Kulber-Ross (1969) claim that people go through specific stages of denial, anger, bargaining, depression, and, acceptance (DABDA model) after the death of a loved one.
To support their claim, Kulber-Ross use a collection of case studies taken from conversations with dying patients. This type of evidence is very low down on the evidence hierarchy. Five empirical tests show little support for the model with one showing that only 11% of people go through the DABDA stages. The only empirical evidence of a ‘change curve’ existing in OCM relies on retrospective case study consisting of 5 employee interviews over 1 day and analysis of the company’s financial results. With no statistical analysis the study attributes a 30% higher than expected financial loss solely down to the software implementation. The focus of the study is a poorly managed project – there is no evidence of any change management being applied.

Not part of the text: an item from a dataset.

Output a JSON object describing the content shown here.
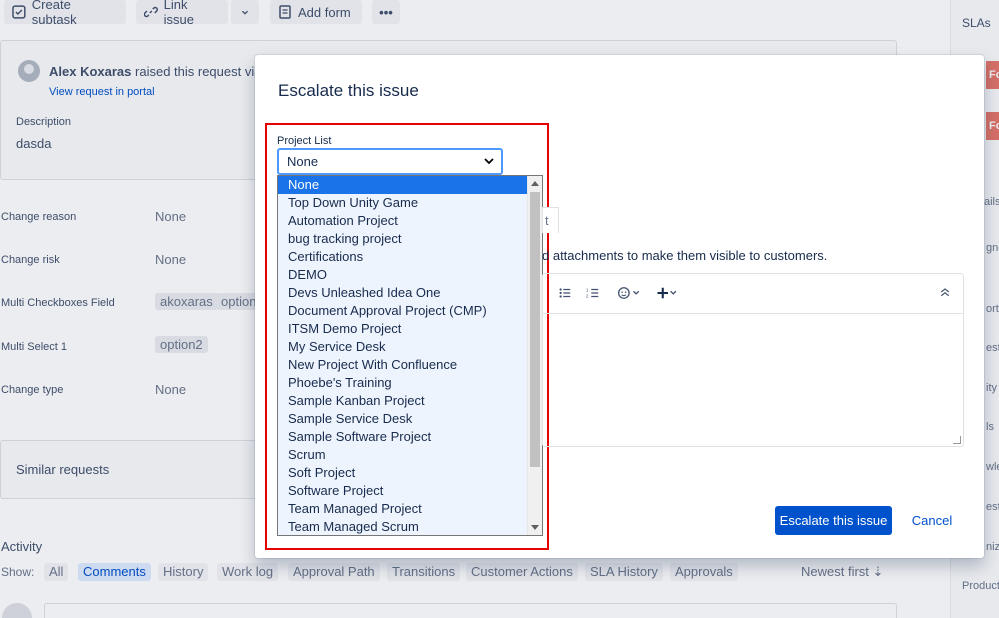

Believing in DABDA result in ineffective support to people experiencing change because we believe it is a natural response to change rather than a consequence of poor OCM practices. Let’s ditch DABDA & adopt evidence-based approaches that are applicable to OCM and draw on social constructionism such as models of meaning making & CBT.